┏━━
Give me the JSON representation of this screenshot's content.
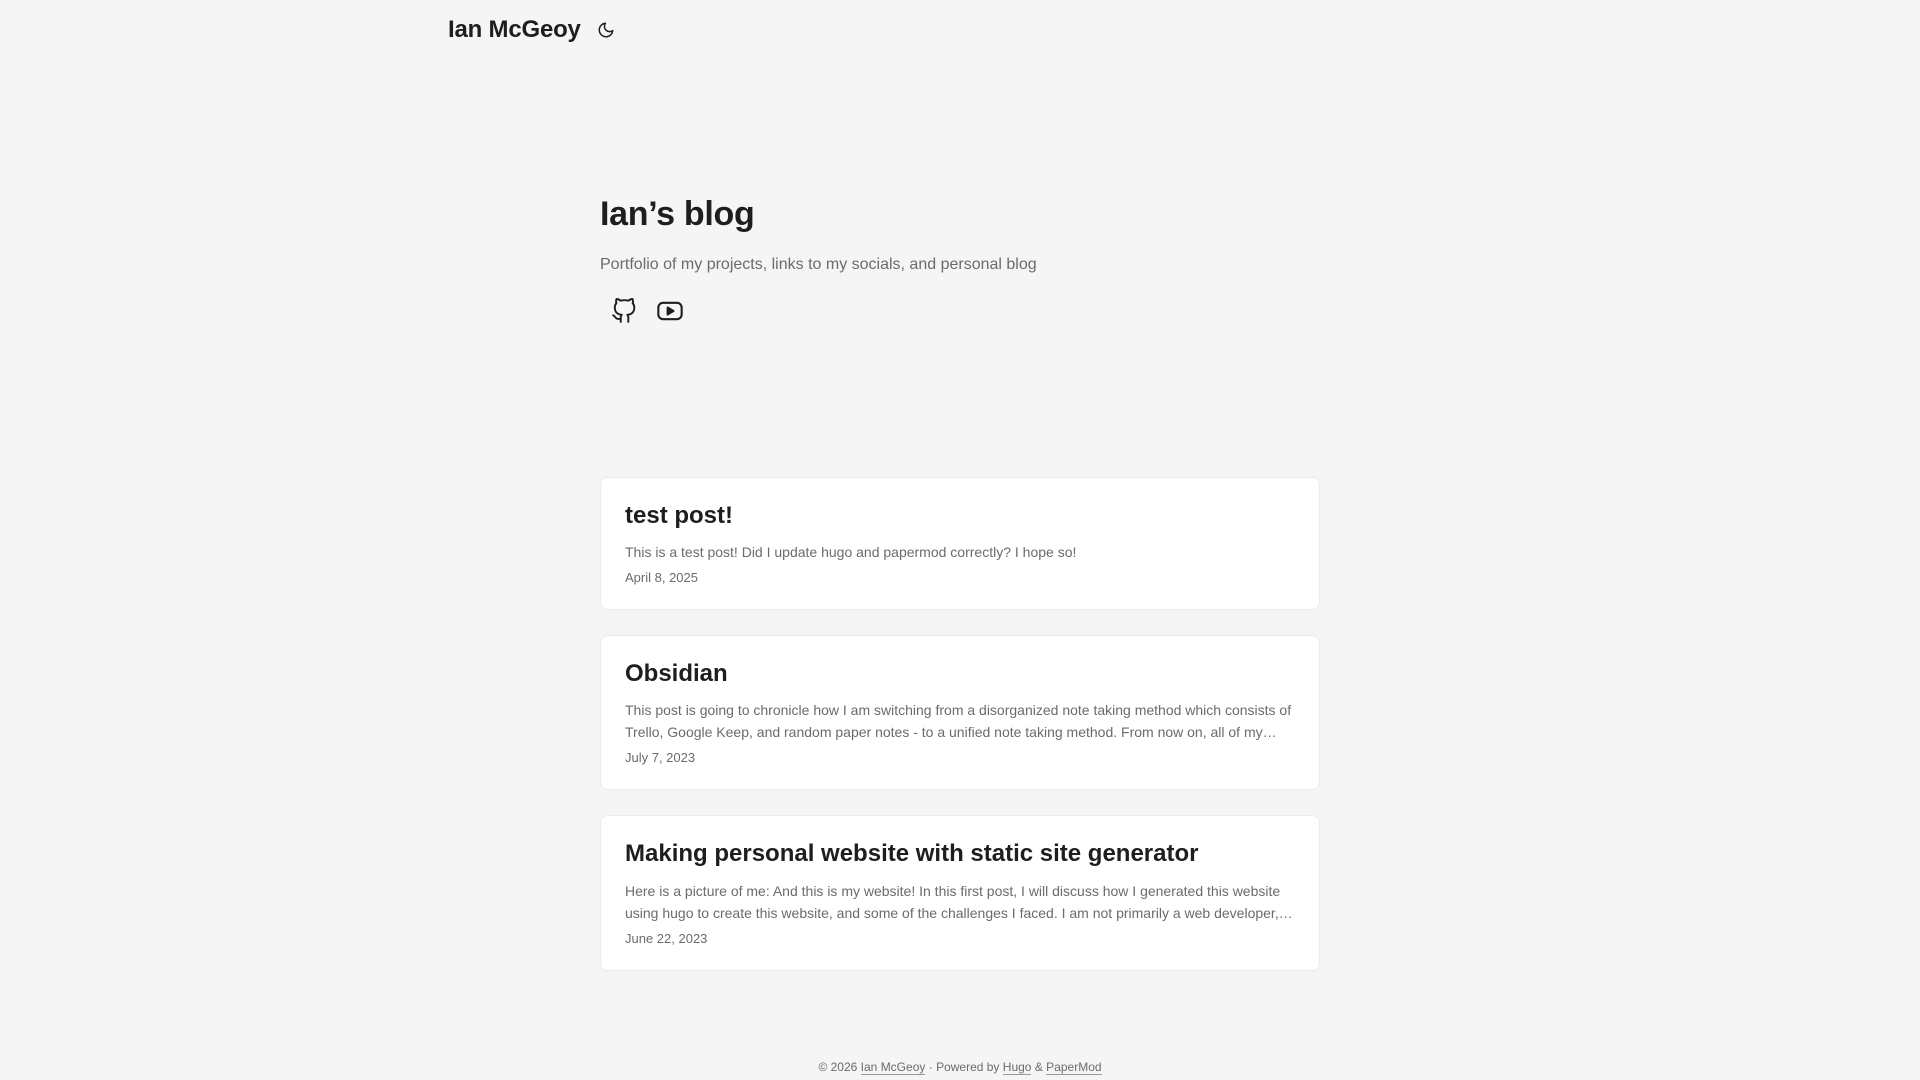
{
  "header": {
    "site_title": "Ian McGeoy",
    "theme_toggle_icon": "moon-icon"
  },
  "hero": {
    "title": "Ian’s blog",
    "description": "Portfolio of my projects, links to my socials, and personal blog",
    "socials": [
      {
        "name": "github-icon"
      },
      {
        "name": "youtube-icon"
      }
    ]
  },
  "posts": [
    {
      "title": "test post!",
      "excerpt": "This is a test post! Did I update hugo and papermod correctly? I hope so!",
      "date": "April 8, 2025"
    },
    {
      "title": "Obsidian",
      "excerpt": "This post is going to chronicle how I am switching from a disorganized note taking method which consists of Trello, Google Keep, and random paper notes - to a unified note taking method. From now on, all of my notes will be in Obsidian.",
      "date": "July 7, 2023"
    },
    {
      "title": "Making personal website with static site generator",
      "excerpt": "Here is a picture of me: And this is my website! In this first post, I will discuss how I generated this website using hugo to create this website, and some of the challenges I faced. I am not primarily a web developer, so this was a learning experience.",
      "date": "June 22, 2023"
    }
  ],
  "footer": {
    "copyright": "© 2026",
    "author_link": "Ian McGeoy",
    "separator": "·",
    "powered_by": "Powered by",
    "hugo_link": "Hugo",
    "amp": "&",
    "papermod_link": "PaperMod"
  }
}
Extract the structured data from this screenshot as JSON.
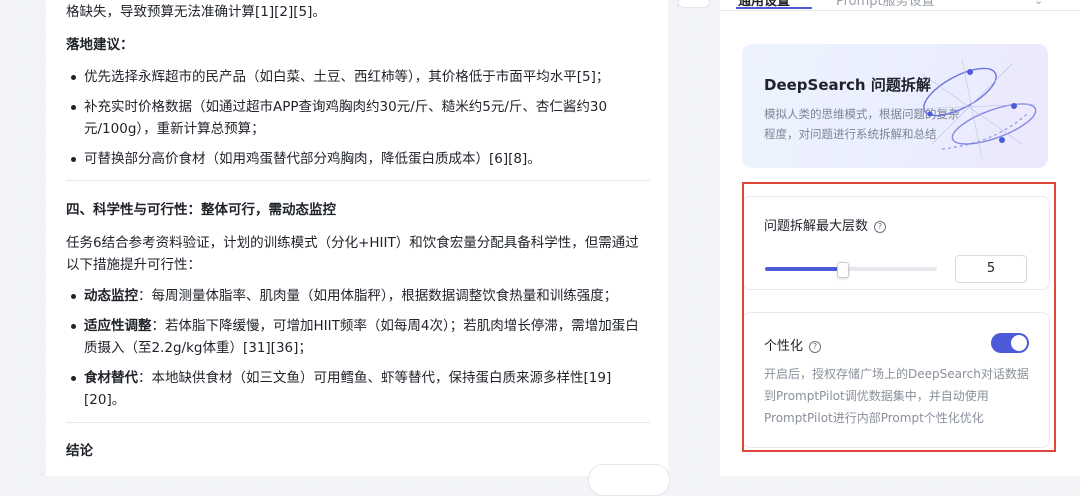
{
  "article": {
    "line_top": "格缺失，导致预算无法准确计算[1][2][5]。",
    "section_suggestions_title": "落地建议：",
    "suggestions": [
      "优先选择永辉超市的民产品（如白菜、土豆、西红柿等），其价格低于市面平均水平[5]；",
      "补充实时价格数据（如通过超市APP查询鸡胸肉约30元/斤、糙米约5元/斤、杏仁酱约30元/100g），重新计算总预算；",
      "可替换部分高价食材（如用鸡蛋替代部分鸡胸肉，降低蛋白质成本）[6][8]。"
    ],
    "section4_title": "四、科学性与可行性：整体可行，需动态监控",
    "section4_intro": "任务6结合参考资料验证，计划的训练模式（分化+HIIT）和饮食宏量分配具备科学性，但需通过以下措施提升可行性：",
    "measures": [
      {
        "label": "动态监控",
        "text": "：每周测量体脂率、肌肉量（如用体脂秤），根据数据调整饮食热量和训练强度；"
      },
      {
        "label": "适应性调整",
        "text": "：若体脂下降缓慢，可增加HIIT频率（如每周4次）；若肌肉增长停滞，需增加蛋白质摄入（至2.2g/kg体重）[31][36]；"
      },
      {
        "label": "食材替代",
        "text": "：本地缺供食材（如三文鱼）可用鳕鱼、虾等替代，保持蛋白质来源多样性[19][20]。"
      }
    ],
    "conclusion_title": "结论"
  },
  "sidebar": {
    "tabs": [
      "通用设置",
      "Prompt服务设置"
    ],
    "card": {
      "title": "DeepSearch 问题拆解",
      "description": "模拟人类的思维模式，根据问题的复杂程度，对问题进行系统拆解和总结"
    },
    "max_depth": {
      "label": "问题拆解最大层数",
      "value": "5",
      "level": 0.45
    },
    "personalization": {
      "label": "个性化",
      "enabled": true,
      "description": "开启后，授权存储广场上的DeepSearch对话数据到PromptPilot调优数据集中，并自动使用PromptPilot进行内部Prompt个性化优化"
    },
    "colors": {
      "accent": "#4e5bd9",
      "highlight": "#e2463b"
    }
  }
}
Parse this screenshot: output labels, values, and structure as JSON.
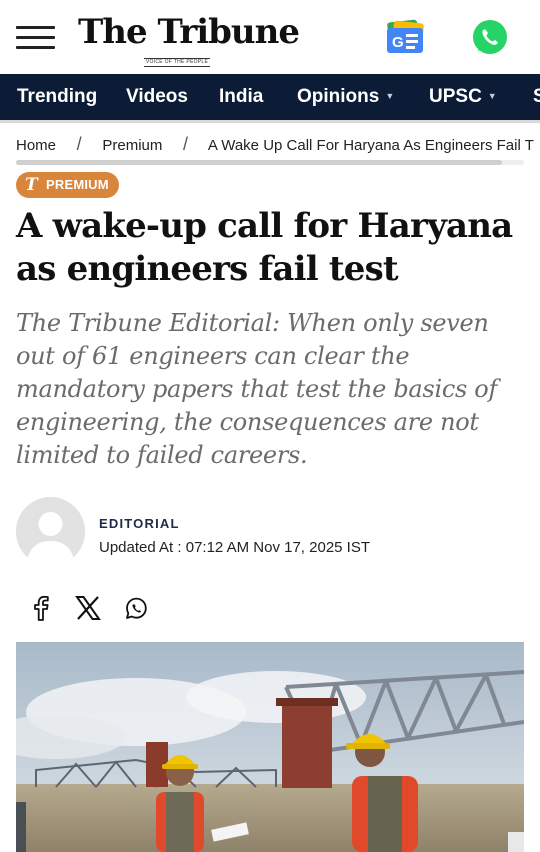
{
  "header": {
    "logo_text": "The Tribune",
    "logo_tagline": "VOICE OF THE PEOPLE"
  },
  "nav": {
    "items": [
      {
        "label": "Trending",
        "has_dropdown": false
      },
      {
        "label": "Videos",
        "has_dropdown": false
      },
      {
        "label": "India",
        "has_dropdown": false
      },
      {
        "label": "Opinions",
        "has_dropdown": true
      },
      {
        "label": "UPSC",
        "has_dropdown": true
      },
      {
        "label": "S",
        "has_dropdown": false
      }
    ]
  },
  "breadcrumb": {
    "home": "Home",
    "section": "Premium",
    "separator": "/",
    "current": "A Wake Up Call For Haryana As Engineers Fail T"
  },
  "article": {
    "badge": "PREMIUM",
    "badge_glyph": "T",
    "headline": "A wake-up call for Haryana as engineers fail test",
    "standfirst": "The Tribune Editorial: When only seven out of 61 engineers can clear the mandatory papers that test the basics of engineering, the consequences are not limited to failed careers.",
    "author": "EDITORIAL",
    "updated": "Updated At : 07:12 AM Nov 17, 2025 IST"
  },
  "share": [
    "facebook-icon",
    "x-icon",
    "whatsapp-icon"
  ],
  "colors": {
    "nav_bg": "#0c1c36",
    "badge_bg": "#d9853b",
    "author": "#1e2c49",
    "whatsapp": "#25d366"
  }
}
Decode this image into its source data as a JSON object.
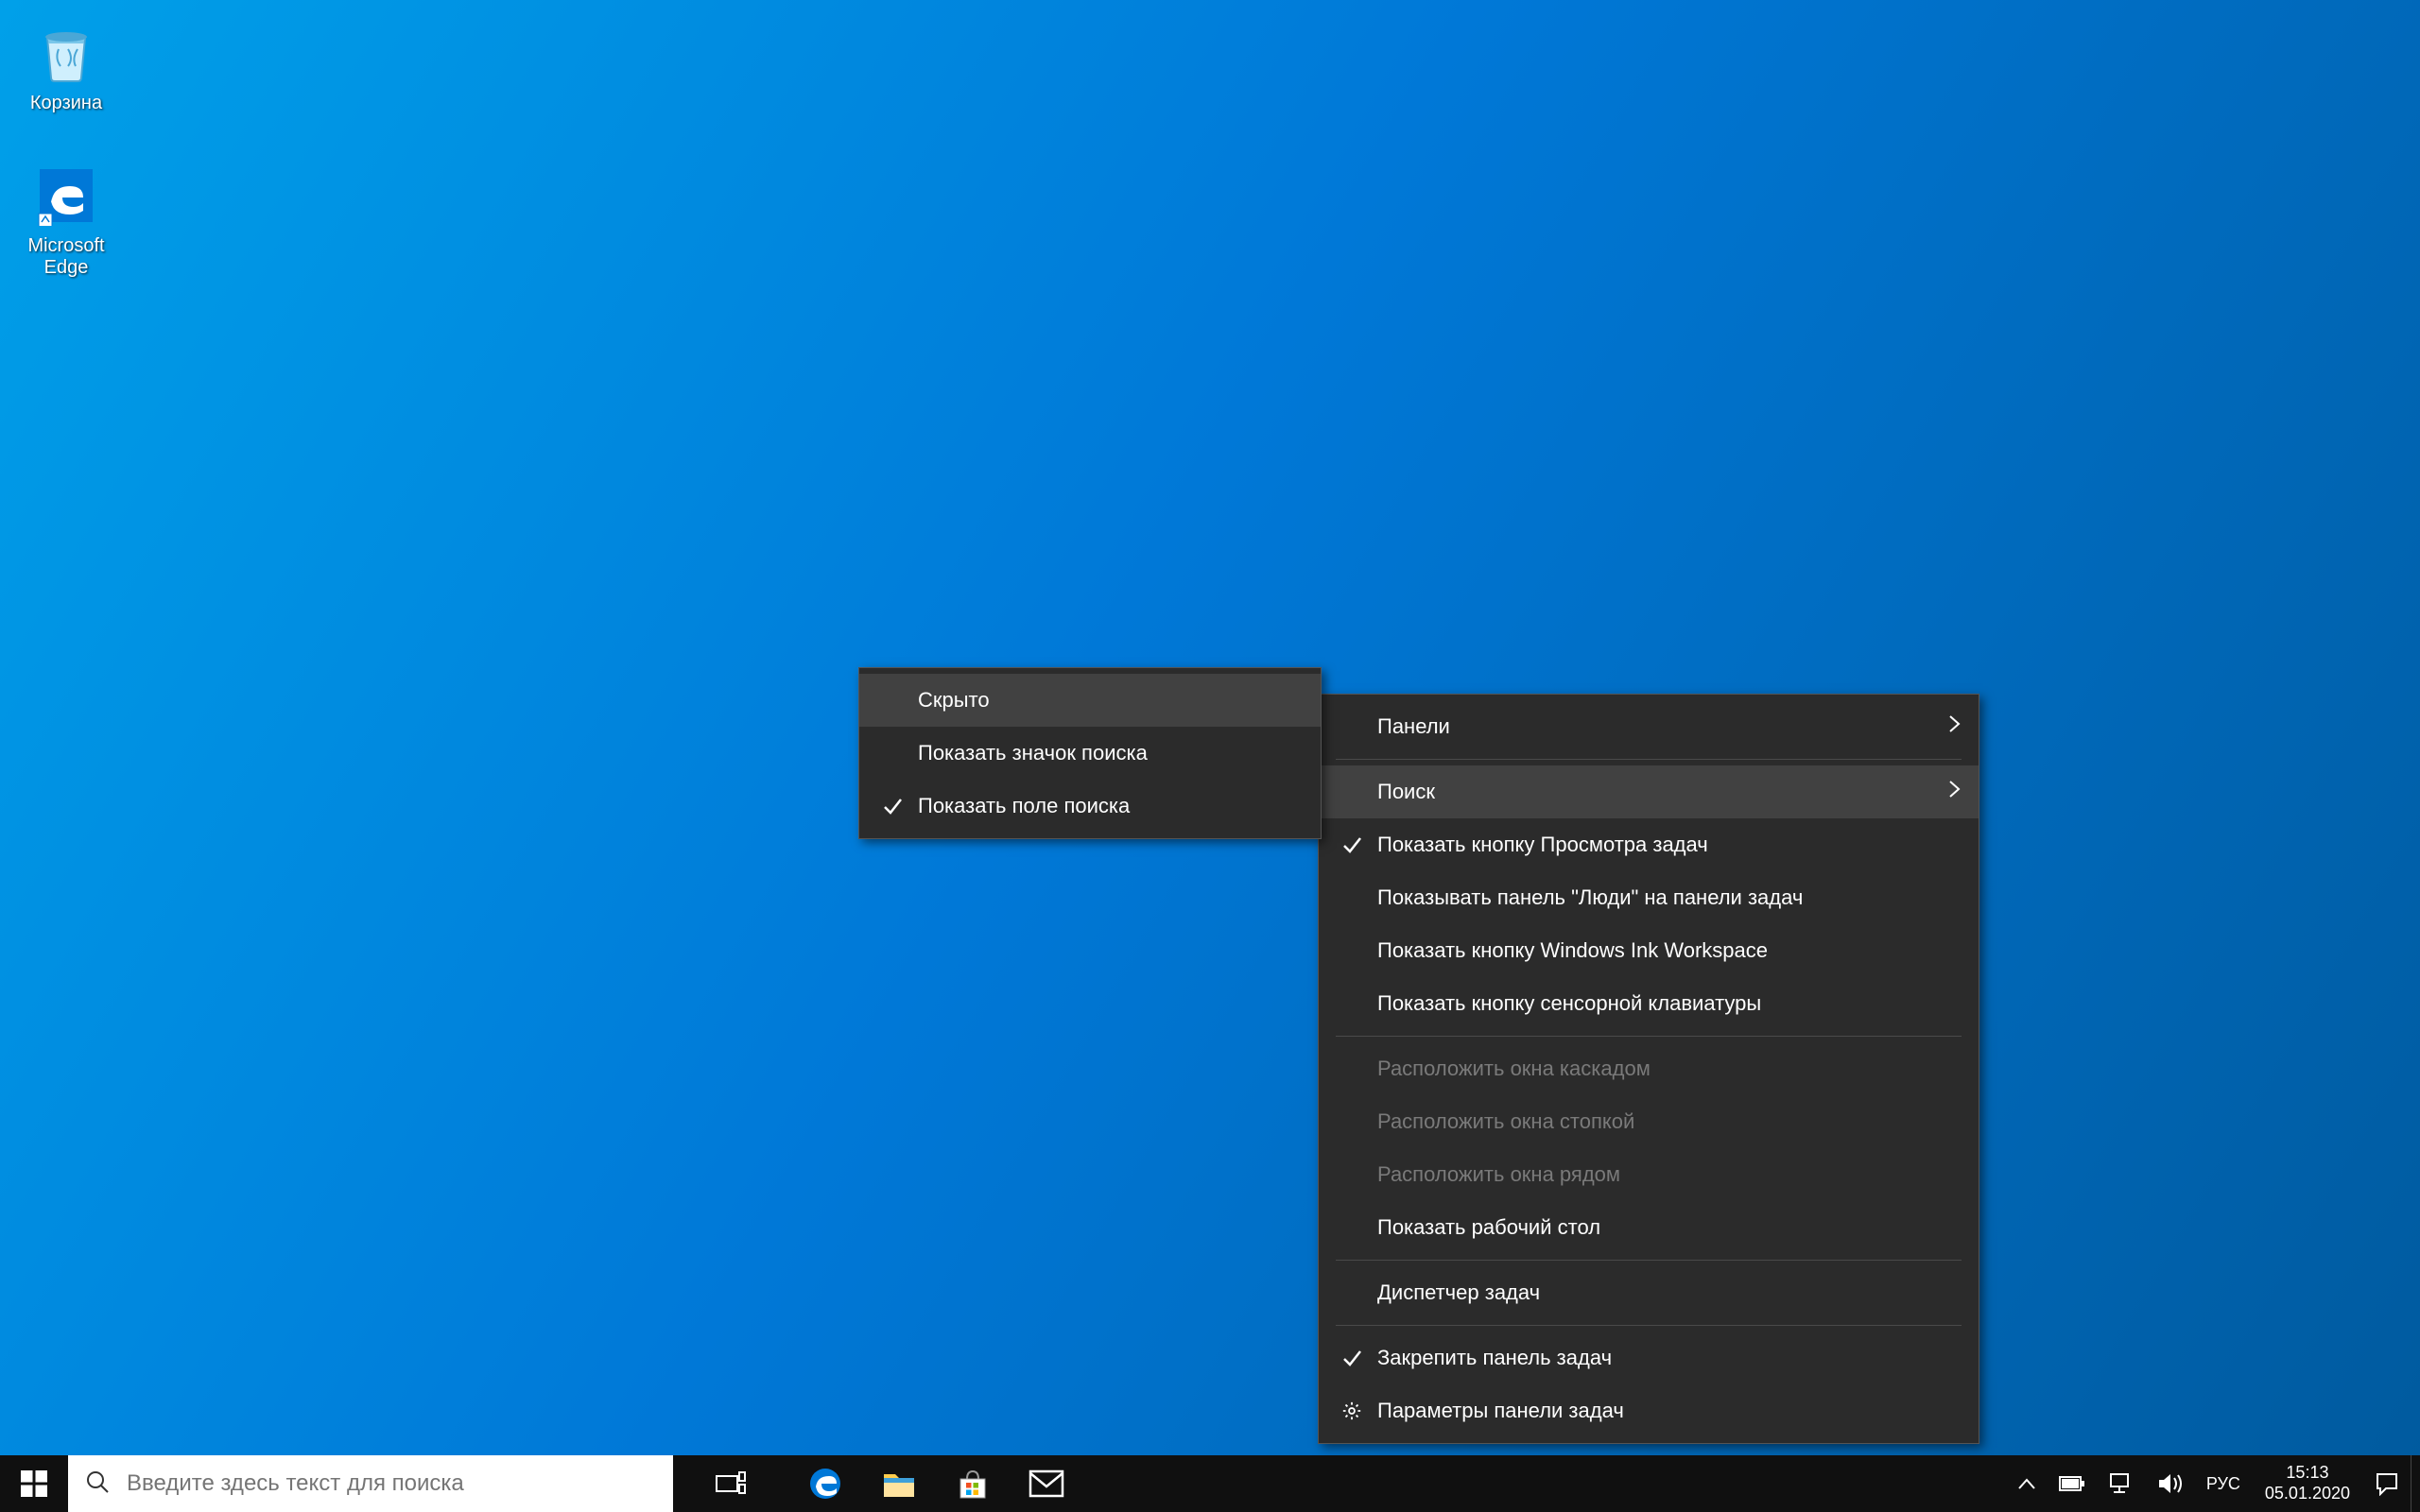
{
  "desktop_icons": {
    "recycle_bin": "Корзина",
    "edge": "Microsoft Edge"
  },
  "taskbar": {
    "search_placeholder": "Введите здесь текст для поиска"
  },
  "systray": {
    "language": "РУС",
    "time": "15:13",
    "date": "05.01.2020"
  },
  "context_menu": {
    "panels": "Панели",
    "search": "Поиск",
    "show_task_view": "Показать кнопку Просмотра задач",
    "show_people": "Показывать панель \"Люди\" на панели задач",
    "show_ink": "Показать кнопку Windows Ink Workspace",
    "show_touch_kb": "Показать кнопку сенсорной клавиатуры",
    "cascade": "Расположить окна каскадом",
    "stack": "Расположить окна стопкой",
    "side_by_side": "Расположить окна рядом",
    "show_desktop": "Показать рабочий стол",
    "task_manager": "Диспетчер задач",
    "lock_taskbar": "Закрепить панель задач",
    "taskbar_settings": "Параметры панели задач"
  },
  "search_submenu": {
    "hidden": "Скрыто",
    "show_icon": "Показать значок поиска",
    "show_box": "Показать поле поиска"
  }
}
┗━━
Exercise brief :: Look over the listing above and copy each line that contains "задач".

Reply ::
    "show_task_view": "Показать кнопку Просмотра задач",
    "show_people": "Показывать панель \"Люди\" на панели задач",
    "task_manager": "Диспетчер задач",
    "lock_taskbar": "Закрепить панель задач",
    "taskbar_settings": "Параметры панели задач"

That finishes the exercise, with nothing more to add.